BRIEF.
Using the word "date" as the filter, copy each matching line from the records.

PROVIDED DATA.
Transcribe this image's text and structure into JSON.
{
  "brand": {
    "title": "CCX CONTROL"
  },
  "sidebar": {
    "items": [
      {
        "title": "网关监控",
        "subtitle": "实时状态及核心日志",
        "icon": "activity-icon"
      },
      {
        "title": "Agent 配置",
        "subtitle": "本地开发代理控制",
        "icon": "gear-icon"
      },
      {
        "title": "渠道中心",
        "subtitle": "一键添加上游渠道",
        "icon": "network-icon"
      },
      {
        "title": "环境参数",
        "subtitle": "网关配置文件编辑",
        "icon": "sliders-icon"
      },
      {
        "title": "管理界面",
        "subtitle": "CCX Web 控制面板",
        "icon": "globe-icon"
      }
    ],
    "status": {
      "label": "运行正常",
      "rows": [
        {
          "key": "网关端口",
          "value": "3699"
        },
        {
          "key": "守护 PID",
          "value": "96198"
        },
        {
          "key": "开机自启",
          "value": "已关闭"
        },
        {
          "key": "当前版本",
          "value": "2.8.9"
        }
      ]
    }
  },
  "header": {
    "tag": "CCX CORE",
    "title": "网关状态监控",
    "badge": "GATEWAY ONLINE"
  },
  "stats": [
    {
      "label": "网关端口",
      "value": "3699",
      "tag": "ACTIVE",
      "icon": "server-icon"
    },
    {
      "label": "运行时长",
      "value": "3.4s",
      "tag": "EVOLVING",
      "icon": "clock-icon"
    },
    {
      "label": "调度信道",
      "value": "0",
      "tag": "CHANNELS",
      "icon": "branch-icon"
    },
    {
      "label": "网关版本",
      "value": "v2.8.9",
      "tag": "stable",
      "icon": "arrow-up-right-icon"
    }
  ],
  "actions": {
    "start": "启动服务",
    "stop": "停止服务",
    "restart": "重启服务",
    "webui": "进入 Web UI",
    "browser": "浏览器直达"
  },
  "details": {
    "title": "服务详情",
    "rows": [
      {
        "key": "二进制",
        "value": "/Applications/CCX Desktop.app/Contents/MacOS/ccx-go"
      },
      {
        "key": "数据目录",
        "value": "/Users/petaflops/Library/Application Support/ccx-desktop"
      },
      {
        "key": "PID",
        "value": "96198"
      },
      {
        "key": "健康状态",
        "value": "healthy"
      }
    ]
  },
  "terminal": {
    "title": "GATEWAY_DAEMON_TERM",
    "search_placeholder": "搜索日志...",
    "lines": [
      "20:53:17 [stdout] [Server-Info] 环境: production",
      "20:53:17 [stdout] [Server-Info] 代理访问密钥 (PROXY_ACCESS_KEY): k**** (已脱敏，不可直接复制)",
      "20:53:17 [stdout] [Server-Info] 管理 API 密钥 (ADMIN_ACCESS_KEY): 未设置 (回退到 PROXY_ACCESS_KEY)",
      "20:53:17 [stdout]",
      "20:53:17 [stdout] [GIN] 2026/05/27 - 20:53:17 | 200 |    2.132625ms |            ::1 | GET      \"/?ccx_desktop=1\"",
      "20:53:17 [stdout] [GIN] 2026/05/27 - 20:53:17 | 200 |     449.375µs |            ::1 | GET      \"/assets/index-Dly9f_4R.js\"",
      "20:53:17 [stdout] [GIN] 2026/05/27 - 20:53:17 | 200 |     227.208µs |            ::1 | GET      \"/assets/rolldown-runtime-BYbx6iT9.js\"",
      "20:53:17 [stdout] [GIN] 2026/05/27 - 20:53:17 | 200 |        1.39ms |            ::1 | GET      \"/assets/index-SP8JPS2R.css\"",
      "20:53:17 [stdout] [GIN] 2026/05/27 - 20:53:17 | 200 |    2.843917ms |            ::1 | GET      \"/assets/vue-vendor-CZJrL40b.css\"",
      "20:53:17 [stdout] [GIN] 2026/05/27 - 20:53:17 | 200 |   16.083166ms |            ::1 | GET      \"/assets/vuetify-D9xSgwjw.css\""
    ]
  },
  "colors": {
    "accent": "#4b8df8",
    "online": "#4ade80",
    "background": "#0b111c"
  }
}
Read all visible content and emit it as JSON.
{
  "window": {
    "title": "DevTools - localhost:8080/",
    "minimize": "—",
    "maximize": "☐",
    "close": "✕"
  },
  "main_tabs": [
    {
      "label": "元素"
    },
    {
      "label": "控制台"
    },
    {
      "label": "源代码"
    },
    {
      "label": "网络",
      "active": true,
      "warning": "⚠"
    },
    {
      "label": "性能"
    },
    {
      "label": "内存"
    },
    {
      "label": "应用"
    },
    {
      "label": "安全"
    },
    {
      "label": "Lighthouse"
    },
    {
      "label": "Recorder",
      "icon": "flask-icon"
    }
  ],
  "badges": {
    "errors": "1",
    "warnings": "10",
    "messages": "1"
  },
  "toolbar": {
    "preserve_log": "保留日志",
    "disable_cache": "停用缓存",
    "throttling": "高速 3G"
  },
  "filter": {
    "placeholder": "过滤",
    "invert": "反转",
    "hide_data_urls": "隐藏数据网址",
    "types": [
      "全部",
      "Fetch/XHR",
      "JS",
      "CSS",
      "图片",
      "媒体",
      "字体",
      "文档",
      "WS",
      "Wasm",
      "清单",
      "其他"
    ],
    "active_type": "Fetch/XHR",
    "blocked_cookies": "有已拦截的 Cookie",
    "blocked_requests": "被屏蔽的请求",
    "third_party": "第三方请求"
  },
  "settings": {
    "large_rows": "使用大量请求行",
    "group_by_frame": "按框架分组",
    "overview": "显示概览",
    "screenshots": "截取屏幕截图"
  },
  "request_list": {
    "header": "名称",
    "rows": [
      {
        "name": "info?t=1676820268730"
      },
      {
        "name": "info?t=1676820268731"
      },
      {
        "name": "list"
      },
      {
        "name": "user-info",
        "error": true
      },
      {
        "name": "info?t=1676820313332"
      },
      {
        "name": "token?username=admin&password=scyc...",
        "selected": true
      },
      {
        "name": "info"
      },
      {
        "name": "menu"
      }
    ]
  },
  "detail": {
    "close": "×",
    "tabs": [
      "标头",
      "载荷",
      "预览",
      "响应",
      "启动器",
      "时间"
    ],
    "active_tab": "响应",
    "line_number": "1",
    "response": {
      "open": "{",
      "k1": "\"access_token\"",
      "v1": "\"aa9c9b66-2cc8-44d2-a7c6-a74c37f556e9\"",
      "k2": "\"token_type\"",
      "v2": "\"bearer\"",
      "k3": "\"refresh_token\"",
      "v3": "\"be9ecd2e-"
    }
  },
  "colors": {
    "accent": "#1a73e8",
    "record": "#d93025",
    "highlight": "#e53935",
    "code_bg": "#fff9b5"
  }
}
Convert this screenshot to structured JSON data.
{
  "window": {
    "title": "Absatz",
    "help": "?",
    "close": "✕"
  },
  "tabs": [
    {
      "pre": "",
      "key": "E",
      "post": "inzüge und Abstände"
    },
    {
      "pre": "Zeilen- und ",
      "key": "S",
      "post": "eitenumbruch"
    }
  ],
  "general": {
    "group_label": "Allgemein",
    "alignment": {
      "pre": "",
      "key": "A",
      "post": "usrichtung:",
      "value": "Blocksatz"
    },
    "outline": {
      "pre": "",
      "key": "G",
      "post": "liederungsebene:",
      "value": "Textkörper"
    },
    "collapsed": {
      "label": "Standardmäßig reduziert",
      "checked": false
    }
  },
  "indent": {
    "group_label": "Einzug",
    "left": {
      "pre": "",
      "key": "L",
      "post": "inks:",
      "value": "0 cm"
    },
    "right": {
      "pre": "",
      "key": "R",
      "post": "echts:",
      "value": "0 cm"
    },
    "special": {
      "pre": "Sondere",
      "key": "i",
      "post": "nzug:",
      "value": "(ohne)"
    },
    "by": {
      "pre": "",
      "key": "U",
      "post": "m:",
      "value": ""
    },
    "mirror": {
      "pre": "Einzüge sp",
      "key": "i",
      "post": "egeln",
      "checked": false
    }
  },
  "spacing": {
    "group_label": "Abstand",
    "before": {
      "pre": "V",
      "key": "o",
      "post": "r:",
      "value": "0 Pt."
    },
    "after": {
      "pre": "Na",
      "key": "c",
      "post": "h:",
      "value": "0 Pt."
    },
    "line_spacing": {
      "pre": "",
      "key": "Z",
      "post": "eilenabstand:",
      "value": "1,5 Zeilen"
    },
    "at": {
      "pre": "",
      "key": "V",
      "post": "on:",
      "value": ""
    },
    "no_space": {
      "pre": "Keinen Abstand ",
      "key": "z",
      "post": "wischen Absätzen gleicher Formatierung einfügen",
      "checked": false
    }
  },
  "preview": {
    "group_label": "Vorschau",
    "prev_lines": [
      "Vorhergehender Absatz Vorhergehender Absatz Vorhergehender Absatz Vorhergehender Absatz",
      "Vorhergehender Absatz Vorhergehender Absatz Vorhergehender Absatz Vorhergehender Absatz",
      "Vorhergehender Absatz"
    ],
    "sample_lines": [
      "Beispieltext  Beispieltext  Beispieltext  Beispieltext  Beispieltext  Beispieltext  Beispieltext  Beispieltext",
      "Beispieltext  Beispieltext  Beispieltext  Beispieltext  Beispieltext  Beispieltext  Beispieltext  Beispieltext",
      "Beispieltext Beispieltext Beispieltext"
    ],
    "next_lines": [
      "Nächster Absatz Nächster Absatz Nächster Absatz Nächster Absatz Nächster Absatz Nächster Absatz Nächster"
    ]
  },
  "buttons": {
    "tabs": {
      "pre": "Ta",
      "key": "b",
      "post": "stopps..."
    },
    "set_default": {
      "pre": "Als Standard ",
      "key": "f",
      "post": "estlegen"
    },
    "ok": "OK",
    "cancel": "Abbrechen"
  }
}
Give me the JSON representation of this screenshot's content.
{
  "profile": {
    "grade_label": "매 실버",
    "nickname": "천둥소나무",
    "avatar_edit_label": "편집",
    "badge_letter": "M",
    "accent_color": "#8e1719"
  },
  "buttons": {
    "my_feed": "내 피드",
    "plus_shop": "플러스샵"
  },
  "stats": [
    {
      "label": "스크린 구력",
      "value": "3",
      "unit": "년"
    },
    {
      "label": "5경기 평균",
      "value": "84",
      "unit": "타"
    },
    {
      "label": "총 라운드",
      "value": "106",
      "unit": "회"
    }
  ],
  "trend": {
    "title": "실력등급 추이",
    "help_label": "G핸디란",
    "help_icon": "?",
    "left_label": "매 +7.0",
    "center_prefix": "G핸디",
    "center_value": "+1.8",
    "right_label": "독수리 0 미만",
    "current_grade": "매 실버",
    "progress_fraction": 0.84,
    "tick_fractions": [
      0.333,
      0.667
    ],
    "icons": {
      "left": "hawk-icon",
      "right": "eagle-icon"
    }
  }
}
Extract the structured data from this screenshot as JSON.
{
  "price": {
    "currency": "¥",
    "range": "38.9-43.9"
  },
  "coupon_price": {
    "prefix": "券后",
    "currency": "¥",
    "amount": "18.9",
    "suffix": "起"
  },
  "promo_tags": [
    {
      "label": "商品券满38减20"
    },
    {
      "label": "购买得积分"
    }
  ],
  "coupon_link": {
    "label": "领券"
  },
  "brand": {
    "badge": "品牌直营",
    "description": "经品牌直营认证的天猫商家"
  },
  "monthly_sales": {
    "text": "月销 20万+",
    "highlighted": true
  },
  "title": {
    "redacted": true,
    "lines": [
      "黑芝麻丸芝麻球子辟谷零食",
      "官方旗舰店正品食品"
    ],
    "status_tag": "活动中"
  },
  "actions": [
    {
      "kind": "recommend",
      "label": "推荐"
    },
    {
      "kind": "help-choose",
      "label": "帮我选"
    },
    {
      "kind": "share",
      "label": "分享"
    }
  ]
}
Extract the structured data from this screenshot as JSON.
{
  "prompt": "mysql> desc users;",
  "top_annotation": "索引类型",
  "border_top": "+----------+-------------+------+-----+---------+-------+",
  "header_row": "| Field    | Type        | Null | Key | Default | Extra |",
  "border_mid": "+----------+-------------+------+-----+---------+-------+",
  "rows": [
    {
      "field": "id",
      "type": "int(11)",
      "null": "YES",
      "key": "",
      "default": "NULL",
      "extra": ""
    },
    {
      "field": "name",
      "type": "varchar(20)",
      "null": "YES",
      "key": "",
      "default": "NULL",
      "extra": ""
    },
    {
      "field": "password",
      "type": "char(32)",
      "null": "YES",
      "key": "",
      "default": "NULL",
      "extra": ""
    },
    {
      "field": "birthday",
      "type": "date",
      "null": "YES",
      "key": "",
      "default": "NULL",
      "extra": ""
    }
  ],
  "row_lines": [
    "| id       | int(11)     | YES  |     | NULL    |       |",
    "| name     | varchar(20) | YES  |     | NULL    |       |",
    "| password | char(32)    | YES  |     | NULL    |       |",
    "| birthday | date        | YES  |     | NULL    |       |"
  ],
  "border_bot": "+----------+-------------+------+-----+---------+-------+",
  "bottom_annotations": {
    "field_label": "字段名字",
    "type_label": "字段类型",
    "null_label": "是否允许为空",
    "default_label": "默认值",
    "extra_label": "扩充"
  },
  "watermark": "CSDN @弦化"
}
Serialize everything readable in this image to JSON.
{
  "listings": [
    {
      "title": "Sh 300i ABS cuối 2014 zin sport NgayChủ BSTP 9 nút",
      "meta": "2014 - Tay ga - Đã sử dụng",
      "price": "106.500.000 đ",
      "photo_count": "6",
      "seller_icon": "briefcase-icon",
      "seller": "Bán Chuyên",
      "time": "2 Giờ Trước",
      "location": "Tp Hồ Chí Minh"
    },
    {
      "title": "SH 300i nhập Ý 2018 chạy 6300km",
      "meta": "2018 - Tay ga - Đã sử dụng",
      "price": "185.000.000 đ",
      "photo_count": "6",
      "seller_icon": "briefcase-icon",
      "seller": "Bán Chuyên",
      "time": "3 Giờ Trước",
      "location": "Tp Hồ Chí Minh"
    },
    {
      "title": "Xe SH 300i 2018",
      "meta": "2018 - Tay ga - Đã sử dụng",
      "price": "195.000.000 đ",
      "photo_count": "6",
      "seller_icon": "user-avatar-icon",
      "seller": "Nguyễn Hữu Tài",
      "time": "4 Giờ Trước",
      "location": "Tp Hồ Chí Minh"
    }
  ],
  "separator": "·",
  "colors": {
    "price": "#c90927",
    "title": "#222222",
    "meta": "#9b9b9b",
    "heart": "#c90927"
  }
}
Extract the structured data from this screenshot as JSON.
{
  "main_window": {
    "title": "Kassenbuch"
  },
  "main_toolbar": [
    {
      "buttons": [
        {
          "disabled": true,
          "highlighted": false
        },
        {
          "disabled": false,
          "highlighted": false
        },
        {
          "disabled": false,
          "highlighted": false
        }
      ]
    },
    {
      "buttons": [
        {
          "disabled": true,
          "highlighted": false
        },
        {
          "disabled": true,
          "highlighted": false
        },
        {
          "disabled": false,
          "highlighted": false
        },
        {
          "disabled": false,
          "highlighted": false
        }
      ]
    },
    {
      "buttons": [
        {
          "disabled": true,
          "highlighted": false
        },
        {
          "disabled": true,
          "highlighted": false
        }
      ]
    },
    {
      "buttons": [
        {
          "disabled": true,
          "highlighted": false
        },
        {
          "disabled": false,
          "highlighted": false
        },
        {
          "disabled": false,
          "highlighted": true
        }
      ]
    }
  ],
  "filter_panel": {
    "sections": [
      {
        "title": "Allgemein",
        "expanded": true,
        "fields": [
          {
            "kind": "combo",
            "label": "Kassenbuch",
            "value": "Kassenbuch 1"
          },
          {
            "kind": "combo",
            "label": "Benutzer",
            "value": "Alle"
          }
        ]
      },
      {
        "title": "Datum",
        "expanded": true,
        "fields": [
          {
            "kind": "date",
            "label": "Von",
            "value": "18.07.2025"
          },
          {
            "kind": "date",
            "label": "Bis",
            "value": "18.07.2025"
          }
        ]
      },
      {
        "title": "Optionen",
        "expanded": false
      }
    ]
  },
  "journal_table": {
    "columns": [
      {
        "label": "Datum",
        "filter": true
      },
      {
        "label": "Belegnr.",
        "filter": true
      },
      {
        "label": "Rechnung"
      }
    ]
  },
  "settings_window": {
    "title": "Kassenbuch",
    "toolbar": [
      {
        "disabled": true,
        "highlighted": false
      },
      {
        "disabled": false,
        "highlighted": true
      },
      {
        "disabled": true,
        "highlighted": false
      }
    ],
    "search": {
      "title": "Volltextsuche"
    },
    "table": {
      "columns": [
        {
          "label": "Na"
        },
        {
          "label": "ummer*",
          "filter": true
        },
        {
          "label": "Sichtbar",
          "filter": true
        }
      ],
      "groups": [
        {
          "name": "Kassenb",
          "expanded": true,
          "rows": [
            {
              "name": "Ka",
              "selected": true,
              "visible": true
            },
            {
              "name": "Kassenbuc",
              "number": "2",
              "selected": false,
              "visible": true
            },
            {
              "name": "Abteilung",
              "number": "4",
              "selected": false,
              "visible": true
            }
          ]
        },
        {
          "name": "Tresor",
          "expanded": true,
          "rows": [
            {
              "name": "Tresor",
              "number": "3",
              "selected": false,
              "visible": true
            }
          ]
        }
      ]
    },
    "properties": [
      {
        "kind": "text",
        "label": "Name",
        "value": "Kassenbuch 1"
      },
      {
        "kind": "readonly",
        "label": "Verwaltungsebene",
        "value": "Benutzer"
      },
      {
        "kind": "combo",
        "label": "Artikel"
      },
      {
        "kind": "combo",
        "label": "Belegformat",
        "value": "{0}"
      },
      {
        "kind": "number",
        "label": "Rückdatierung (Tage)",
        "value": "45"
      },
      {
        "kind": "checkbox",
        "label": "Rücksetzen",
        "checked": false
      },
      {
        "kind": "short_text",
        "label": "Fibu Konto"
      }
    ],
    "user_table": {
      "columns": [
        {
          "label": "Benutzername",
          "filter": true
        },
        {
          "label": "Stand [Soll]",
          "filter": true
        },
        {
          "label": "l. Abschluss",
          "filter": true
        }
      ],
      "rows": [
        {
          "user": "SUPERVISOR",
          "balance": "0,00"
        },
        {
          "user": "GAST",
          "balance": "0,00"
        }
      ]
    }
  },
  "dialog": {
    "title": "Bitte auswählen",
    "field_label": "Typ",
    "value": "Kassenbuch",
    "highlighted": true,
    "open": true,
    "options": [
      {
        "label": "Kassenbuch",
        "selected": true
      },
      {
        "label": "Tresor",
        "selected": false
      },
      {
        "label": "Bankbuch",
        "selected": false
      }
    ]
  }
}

RESPONSE AREA.
      "type": "date",
    "| birthday | date        | YES  |     | NULL    |       |"
            "kind": "date",
            "kind": "date",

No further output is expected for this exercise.